*Action item*: Each entry shown below is to be reproduced exactly.

*Provided data*:

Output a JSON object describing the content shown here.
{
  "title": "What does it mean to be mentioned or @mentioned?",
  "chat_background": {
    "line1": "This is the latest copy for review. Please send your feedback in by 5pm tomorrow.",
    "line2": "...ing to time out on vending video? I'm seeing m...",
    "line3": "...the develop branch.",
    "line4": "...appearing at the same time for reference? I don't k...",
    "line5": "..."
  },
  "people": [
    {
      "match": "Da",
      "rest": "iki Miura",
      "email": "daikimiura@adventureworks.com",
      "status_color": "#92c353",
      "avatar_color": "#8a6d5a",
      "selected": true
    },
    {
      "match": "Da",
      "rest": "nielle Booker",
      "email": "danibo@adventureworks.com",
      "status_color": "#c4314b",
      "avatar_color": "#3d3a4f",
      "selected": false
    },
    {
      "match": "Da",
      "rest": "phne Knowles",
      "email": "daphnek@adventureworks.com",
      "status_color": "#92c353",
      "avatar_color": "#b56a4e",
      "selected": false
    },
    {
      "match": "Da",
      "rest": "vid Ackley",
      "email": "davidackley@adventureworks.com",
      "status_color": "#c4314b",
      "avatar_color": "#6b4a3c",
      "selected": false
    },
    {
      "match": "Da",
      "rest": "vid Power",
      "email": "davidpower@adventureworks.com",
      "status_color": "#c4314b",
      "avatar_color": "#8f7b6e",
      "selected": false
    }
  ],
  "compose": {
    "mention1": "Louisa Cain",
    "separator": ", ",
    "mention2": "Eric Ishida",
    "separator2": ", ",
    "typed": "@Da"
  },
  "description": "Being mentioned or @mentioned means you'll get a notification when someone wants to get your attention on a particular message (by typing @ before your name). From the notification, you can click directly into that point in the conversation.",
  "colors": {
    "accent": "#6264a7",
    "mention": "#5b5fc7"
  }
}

*Answer below*:
Output a JSON object describing the content shown here.
{
  "title": "What does it mean to be mentioned or @mentioned?",
  "chat_background": {
    "line1": "This is the latest copy for review. Please send your feedback in by 5pm tomorrow.",
    "line2": "...ing to time out on vending video? I'm seeing m...",
    "line3": "...the develop branch.",
    "line4": "...appearing at the same time for reference? I don't k...",
    "line5": "..."
  },
  "people": [
    {
      "match": "Da",
      "rest": "iki Miura",
      "email": "daikimiura@adventureworks.com",
      "status_color": "#92c353",
      "avatar_color": "#8a6d5a",
      "selected": true
    },
    {
      "match": "Da",
      "rest": "nielle Booker",
      "email": "danibo@adventureworks.com",
      "status_color": "#c4314b",
      "avatar_color": "#3d3a4f",
      "selected": false
    },
    {
      "match": "Da",
      "rest": "phne Knowles",
      "email": "daphnek@adventureworks.com",
      "status_color": "#92c353",
      "avatar_color": "#b56a4e",
      "selected": false
    },
    {
      "match": "Da",
      "rest": "vid Ackley",
      "email": "davidackley@adventureworks.com",
      "status_color": "#c4314b",
      "avatar_color": "#6b4a3c",
      "selected": false
    },
    {
      "match": "Da",
      "rest": "vid Power",
      "email": "davidpower@adventureworks.com",
      "status_color": "#c4314b",
      "avatar_color": "#8f7b6e",
      "selected": false
    }
  ],
  "compose": {
    "mention1": "Louisa Cain",
    "separator": ", ",
    "mention2": "Eric Ishida",
    "separator2": ", ",
    "typed": "@Da"
  },
  "description": "Being mentioned or @mentioned means you'll get a notification when someone wants to get your attention on a particular message (by typing @ before your name). From the notification, you can click directly into that point in the conversation.",
  "colors": {
    "accent": "#6264a7",
    "mention": "#5b5fc7"
  }
}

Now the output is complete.